--- EXCERPTED RECORDS Enclosed Below ---

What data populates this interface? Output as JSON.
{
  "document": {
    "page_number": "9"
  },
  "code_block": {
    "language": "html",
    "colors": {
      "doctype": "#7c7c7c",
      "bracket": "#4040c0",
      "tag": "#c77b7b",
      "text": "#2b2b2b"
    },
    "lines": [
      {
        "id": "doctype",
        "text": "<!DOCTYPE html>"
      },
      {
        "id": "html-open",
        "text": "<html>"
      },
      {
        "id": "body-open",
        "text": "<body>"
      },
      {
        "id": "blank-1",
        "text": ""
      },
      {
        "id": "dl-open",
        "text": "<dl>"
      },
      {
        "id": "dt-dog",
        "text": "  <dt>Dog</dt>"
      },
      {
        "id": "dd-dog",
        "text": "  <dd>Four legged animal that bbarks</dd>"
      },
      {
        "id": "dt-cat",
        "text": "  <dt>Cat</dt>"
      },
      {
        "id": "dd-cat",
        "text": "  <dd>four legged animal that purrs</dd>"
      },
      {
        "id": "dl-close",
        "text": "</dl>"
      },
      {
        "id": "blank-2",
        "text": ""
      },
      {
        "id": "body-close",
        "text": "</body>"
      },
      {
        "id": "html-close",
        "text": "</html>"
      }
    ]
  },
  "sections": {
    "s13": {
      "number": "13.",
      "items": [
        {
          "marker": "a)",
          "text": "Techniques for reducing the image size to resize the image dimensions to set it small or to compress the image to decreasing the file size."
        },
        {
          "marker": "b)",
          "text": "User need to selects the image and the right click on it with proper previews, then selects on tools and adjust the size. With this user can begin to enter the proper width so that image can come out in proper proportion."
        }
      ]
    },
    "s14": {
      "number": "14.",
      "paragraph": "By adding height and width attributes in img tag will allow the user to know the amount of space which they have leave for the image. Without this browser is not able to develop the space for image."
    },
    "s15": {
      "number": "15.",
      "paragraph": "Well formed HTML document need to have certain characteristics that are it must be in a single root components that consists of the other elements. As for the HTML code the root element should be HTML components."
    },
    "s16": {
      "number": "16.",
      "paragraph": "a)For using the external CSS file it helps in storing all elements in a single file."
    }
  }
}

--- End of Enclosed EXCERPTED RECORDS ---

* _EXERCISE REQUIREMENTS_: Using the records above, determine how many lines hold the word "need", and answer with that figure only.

* _WRITTEN ANSWER_: 2